On July 9, 1935, the Boston Department of Public Welfare hosted a summer carnival at Fenway Park. Also in 1935, several football games and a pair of wrestling matches, both of which were won by local favorite Dan O'Mahoney, took place at the ballpark. On the gridiron, the Boston Redskins won their first and last home games of the 1935 season at Fenway Park, but lost the other five in between.

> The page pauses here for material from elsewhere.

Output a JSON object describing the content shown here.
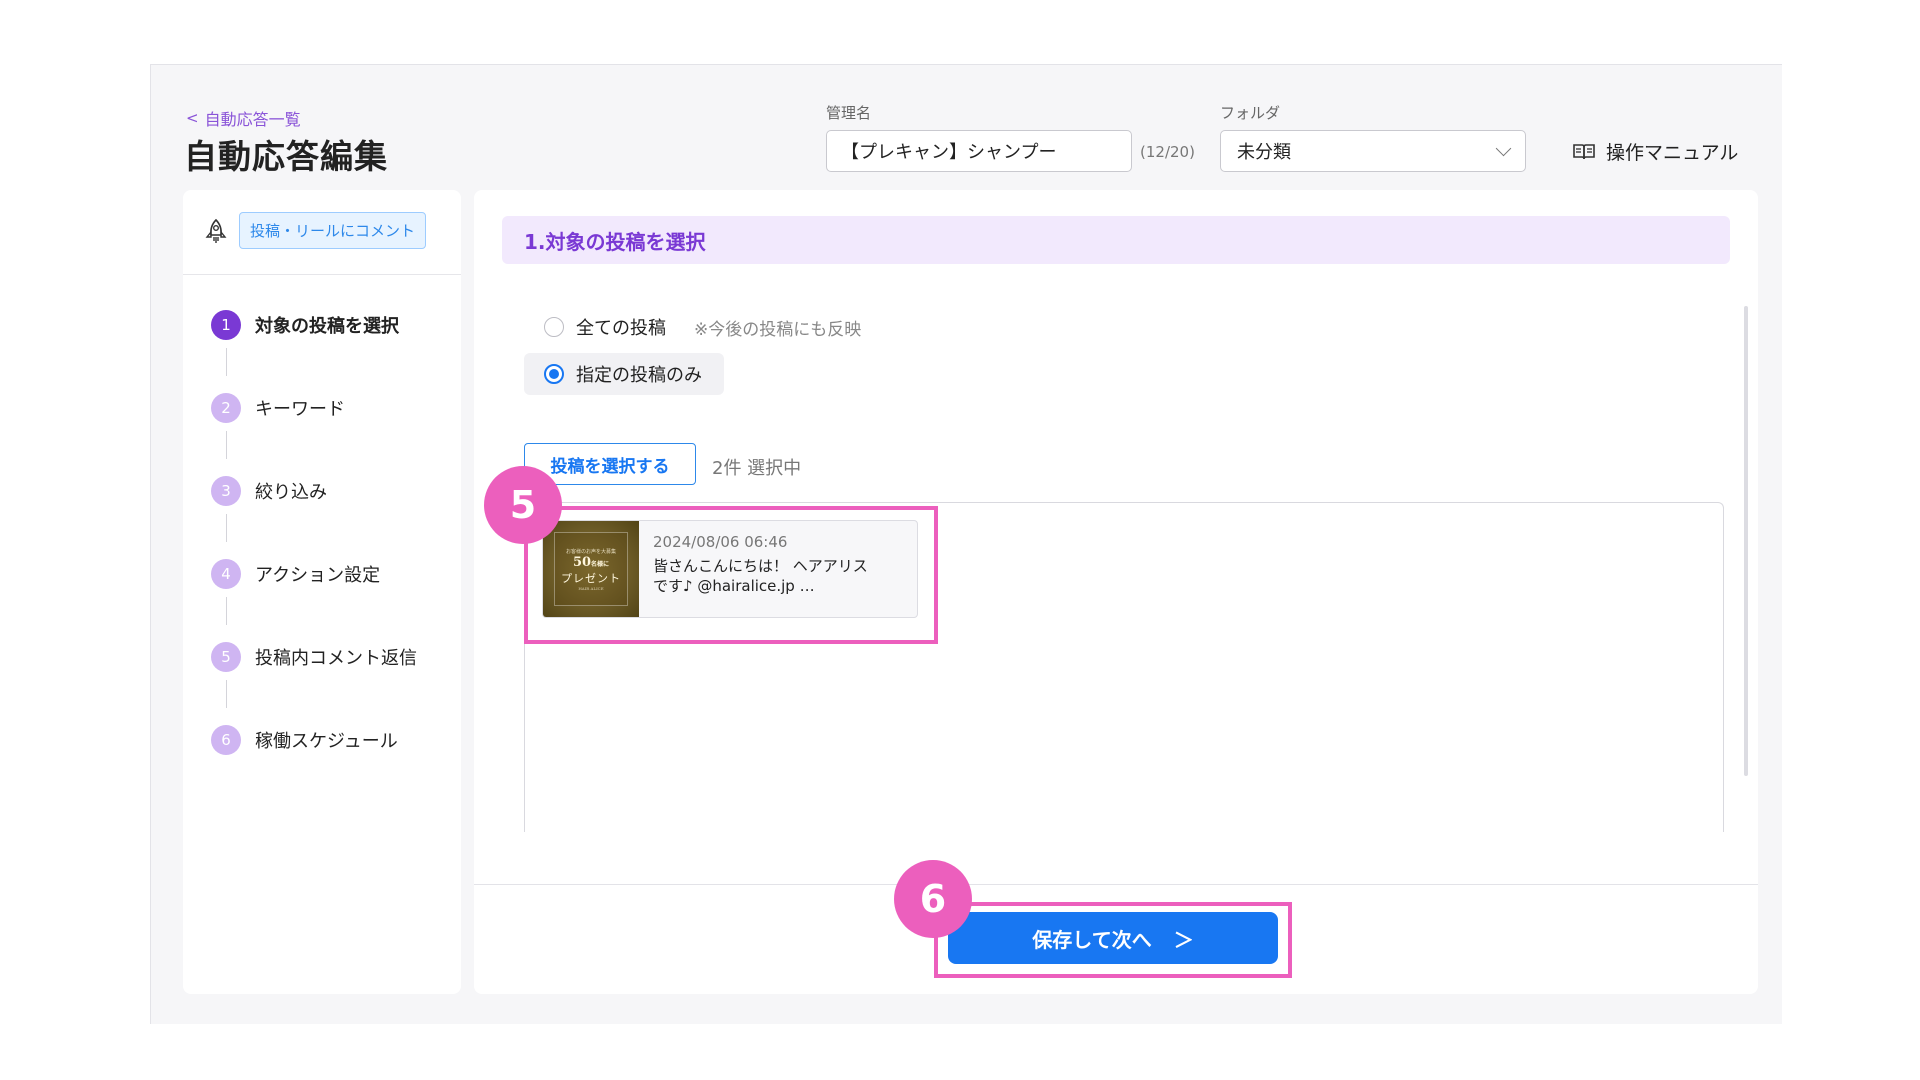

1935 Non-Baseball Events At Fenway Park
May 12War Memorial Service*
June 27Dan O'Mahoney Defeats Jim Londos (Wrestling)
July 9Boston Department of Public Welfare Athletic and Musical Carnival
September 11Dan O'Mahoney Pins Ed Don George (Wrestling)
September 29Boston Redskins 7, Brooklyn Dodgers 3 (Football)
October 6New York Giants 20, Boston Redskins 12 (Football)
October 13Detroit Lions 17, Boston Redskins 7 (Football)
October 16Dorchester High 13, Mechanic Arts 7 (Football)
October 16Charlestown High 0, Jamaica Plain High 0 (Football)
October 17Boston Latin 19, Roxbury Memorial High School 0 (Football)
October 17East Boston High 7, Brighton High 0 (Football)
October 18Hyde Park High 0, South Boston High 0 (Football)
October 18High School of Commerce 8, Boston Trade 0 (Football)
October 23Roxbury Memorial 13, Brighton High 6 (Football)
October 23South Boston High 10, Charlestown 6 (Football)
October 24High School of Commerce 7, Mechanic Arts 0 (Football)
October 24Dorchester High 12, Boston Trade 0 (Football)
October 29Roxbury Memorial 6, Boston Trade 0 (Football)
October 29South Boston High 14, Brighton High 0 (Football)
November 3Philadelphia Eagles 7, Boston Redskins 6 (Football)
November 9Rutgers 12, Boston University 6 (Football)
November 10Chicago Bears 30, Boston Redskins 14 (Football)
November 24Chicago Cardinals 6, Boston Redskins 0 (Football)
December 1Boston Redskins 13, Pittsburgh Pirates 3 (Football)

*Started in the 1910s, a late May memorial service coinciding with the Memorial Day weekend was often held at Fenway Park through the mid-20th Century.

June 27, 1935
 Dan O'Mahoney Defeats Jim Londos At Fenway Park

Long before the mainstream wrestling on television, wrestling was a popular sport in Boston. Matches were held regularly at the Boston Garden, Braves Field and Fenway Park. In the greatest wrestling match ever held at Fenway Park, some 30,000 filled the stands to watch local favorite Dan O'Mahoney, a former soldier in the Irish Free State Army, pin the great Jim Londos after an hour and 16 minutes of what the Boston Post described as "rugged grappling."

In a firsthand Boston Post exclusive O'Mahoney wrote:

"I hardly know what to say. I have just called my father on long distance telephone in Ballydehob, Ireland, and you should have heard the cheering when I told him I had beaten Jim Londos, whom my father regarded as the world's greatest wrestler. The whole village must have been assembled at the farm judging by the noise that came over the 'phone." (Boston Post, June 28, 1935)

Opening Day Preparations In 1934 (Credit: The Brearley Collection)